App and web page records
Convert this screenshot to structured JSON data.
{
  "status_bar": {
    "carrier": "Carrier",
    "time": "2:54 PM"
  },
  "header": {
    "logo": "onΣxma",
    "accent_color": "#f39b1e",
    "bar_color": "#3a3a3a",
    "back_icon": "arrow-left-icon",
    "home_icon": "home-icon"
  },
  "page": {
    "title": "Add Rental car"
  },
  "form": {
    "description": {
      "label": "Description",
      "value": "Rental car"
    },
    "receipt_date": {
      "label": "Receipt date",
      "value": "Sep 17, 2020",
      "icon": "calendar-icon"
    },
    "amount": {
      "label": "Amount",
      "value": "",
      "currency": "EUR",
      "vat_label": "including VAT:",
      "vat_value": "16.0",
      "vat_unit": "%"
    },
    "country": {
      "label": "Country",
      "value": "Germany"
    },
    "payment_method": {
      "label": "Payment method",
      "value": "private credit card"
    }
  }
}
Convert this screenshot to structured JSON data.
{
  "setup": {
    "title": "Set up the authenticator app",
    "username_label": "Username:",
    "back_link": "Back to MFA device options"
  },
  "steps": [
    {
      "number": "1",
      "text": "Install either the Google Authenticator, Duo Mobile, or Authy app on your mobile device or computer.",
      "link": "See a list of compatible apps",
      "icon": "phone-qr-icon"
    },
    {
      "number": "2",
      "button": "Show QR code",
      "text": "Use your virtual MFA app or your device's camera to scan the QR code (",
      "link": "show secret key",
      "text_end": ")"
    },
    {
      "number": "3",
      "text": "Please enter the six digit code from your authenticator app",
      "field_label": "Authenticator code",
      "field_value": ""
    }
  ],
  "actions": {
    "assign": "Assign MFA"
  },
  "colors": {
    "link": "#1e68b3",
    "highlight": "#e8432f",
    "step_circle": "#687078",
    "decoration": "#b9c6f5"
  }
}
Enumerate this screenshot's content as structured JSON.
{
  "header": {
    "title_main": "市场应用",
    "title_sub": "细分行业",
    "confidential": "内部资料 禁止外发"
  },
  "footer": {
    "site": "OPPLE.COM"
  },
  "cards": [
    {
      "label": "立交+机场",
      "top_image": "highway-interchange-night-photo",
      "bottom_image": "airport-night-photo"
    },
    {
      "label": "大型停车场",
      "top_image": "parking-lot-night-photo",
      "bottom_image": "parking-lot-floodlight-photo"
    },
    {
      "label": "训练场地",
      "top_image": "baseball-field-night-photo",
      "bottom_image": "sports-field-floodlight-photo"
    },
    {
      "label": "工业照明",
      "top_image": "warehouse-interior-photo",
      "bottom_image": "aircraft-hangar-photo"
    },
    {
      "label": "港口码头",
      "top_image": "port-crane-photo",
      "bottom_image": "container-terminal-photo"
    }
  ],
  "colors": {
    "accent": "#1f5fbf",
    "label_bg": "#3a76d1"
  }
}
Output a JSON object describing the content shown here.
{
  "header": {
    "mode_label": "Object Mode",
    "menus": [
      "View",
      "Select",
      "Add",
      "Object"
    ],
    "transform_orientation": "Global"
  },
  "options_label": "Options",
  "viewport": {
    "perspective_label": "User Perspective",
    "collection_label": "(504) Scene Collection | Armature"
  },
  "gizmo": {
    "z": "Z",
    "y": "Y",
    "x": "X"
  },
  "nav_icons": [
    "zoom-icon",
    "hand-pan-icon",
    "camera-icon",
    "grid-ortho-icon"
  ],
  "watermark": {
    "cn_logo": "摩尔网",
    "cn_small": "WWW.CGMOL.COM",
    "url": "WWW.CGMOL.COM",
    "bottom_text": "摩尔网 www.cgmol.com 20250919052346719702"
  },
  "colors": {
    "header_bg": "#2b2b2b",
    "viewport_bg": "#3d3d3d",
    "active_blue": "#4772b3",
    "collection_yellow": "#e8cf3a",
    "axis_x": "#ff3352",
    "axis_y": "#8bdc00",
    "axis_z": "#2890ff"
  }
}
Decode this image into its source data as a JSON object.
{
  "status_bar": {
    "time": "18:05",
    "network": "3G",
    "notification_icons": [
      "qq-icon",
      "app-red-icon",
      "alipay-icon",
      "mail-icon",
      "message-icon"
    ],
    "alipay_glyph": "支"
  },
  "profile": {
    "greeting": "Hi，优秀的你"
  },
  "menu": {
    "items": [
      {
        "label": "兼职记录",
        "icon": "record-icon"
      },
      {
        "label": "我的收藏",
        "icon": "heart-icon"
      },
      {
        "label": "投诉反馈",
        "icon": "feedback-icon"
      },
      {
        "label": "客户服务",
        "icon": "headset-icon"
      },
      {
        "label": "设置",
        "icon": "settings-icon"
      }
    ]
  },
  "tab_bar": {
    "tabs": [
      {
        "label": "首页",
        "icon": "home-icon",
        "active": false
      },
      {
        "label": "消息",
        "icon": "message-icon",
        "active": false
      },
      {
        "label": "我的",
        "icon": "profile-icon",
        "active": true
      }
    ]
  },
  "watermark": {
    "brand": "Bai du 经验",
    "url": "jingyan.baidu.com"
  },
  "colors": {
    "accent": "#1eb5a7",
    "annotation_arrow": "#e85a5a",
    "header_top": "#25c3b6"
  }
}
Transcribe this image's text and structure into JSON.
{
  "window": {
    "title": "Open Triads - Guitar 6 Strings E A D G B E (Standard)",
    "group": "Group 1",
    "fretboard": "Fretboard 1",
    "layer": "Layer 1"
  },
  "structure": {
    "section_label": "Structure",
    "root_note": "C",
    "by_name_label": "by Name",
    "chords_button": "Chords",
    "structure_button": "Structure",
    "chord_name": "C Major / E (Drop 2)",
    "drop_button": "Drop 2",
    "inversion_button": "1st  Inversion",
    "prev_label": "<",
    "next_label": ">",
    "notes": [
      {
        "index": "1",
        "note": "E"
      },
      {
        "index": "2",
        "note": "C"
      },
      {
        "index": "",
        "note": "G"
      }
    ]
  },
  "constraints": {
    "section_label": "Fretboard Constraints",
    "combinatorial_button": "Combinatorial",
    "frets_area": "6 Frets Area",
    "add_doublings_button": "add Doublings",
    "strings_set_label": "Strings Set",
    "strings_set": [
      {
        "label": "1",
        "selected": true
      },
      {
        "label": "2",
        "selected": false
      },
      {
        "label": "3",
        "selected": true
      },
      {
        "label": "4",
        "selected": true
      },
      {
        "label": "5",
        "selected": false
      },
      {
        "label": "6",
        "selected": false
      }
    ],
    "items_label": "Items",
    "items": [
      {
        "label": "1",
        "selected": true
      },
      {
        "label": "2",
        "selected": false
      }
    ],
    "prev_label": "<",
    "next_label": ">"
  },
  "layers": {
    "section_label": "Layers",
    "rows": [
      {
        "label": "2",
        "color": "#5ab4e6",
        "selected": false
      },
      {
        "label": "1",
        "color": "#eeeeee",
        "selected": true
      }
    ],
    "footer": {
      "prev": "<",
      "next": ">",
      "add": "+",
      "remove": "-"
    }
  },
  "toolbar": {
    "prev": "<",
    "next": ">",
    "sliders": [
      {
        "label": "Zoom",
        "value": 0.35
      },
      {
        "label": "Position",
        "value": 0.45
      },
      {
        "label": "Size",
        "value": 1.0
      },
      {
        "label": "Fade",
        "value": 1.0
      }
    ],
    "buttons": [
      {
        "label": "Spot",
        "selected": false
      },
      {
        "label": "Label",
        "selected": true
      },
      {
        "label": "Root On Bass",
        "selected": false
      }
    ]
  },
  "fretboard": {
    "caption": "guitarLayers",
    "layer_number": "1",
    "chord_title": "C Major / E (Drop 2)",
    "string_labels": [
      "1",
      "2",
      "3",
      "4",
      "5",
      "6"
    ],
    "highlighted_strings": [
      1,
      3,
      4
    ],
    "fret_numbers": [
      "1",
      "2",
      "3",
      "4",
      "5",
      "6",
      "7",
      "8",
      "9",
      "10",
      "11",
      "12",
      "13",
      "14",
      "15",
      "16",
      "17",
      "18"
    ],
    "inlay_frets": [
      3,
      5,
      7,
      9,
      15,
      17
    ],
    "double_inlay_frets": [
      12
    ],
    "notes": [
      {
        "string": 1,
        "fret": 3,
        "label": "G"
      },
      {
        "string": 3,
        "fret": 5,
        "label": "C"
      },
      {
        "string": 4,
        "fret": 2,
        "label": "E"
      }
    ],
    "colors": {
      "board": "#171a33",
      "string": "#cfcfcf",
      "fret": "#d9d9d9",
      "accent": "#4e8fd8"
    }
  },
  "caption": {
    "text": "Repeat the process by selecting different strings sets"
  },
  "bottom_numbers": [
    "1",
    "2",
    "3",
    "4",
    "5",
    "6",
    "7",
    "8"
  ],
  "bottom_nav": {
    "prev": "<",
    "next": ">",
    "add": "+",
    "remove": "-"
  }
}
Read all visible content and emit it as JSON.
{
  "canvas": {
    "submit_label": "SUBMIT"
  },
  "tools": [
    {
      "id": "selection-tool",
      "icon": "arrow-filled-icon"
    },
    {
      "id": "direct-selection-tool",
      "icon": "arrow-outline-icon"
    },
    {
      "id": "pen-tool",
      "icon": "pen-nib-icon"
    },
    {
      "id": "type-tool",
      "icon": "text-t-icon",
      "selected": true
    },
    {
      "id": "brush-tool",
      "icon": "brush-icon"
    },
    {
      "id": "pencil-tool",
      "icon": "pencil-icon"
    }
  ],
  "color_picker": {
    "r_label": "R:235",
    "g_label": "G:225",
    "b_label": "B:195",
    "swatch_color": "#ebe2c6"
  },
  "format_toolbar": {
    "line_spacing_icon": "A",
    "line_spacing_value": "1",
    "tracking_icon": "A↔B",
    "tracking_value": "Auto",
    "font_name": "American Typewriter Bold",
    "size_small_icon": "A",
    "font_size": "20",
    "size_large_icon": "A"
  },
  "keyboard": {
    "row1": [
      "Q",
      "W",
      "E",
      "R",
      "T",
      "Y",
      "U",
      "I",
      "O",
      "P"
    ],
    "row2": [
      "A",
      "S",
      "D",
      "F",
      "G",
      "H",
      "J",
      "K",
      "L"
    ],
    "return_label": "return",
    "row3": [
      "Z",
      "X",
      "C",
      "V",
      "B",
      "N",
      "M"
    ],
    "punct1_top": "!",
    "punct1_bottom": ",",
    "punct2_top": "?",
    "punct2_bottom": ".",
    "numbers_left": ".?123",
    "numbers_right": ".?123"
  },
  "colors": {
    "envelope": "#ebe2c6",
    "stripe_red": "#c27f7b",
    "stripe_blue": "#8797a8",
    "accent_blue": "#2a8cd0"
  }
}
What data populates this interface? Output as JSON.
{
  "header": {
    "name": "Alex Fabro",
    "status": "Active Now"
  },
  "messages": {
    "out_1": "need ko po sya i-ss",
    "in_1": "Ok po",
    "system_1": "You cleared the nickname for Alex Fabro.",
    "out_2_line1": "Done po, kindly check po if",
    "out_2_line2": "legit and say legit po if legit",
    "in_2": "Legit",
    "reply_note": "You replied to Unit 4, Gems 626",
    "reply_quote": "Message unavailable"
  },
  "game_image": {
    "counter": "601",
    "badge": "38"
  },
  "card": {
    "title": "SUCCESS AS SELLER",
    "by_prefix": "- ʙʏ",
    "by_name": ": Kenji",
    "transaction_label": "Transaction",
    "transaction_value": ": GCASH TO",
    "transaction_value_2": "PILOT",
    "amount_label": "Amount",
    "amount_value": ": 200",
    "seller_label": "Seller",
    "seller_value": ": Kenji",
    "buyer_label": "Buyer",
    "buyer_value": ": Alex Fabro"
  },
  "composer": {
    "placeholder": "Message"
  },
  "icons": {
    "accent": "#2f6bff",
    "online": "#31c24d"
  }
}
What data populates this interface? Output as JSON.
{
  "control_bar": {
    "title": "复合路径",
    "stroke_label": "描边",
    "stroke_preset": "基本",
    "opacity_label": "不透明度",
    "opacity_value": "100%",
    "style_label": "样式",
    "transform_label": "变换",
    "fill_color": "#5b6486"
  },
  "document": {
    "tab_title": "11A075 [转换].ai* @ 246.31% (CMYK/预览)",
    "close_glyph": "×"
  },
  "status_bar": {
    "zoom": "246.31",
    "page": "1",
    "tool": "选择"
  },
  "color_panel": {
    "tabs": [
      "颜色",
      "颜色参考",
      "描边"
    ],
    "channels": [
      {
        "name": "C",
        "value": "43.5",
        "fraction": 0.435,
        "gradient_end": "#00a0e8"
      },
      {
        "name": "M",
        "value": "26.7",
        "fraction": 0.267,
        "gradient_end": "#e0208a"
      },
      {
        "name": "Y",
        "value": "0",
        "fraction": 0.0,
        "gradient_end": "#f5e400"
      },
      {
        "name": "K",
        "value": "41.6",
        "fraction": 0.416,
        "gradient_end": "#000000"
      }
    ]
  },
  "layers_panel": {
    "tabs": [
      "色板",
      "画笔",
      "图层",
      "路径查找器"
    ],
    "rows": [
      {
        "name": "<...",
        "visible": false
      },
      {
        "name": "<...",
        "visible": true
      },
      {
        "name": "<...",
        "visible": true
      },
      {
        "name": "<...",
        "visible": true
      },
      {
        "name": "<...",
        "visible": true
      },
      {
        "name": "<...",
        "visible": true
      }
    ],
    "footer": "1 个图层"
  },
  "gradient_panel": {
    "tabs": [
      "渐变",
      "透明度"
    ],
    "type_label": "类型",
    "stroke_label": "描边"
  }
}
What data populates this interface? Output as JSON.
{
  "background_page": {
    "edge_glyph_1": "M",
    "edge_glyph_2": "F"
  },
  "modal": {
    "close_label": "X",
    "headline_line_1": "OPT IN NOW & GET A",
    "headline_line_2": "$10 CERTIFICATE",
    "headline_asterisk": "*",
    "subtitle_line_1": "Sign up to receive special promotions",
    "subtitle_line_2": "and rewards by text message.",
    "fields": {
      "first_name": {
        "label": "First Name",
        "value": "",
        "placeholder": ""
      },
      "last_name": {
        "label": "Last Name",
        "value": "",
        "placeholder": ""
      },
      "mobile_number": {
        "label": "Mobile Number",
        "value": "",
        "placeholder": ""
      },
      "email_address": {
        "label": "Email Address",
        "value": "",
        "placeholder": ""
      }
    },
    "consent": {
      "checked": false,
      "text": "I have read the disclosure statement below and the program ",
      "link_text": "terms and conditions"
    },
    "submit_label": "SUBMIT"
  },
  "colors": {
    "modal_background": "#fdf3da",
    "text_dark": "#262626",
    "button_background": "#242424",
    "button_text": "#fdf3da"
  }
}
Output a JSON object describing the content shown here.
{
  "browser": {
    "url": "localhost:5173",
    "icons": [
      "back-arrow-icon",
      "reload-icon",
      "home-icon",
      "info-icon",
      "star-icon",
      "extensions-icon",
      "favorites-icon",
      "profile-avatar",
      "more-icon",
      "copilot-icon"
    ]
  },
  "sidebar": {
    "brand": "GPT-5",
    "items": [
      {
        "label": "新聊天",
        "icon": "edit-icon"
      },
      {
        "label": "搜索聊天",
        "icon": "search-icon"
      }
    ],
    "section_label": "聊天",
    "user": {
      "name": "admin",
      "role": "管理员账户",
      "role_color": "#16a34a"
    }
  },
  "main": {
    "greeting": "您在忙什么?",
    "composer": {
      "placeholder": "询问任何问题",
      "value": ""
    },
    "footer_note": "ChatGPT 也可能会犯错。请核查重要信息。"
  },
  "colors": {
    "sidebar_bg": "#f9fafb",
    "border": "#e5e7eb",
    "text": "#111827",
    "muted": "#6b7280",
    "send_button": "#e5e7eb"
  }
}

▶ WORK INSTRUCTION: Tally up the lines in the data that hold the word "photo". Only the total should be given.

▶ EXERCISE OUTPUT: 10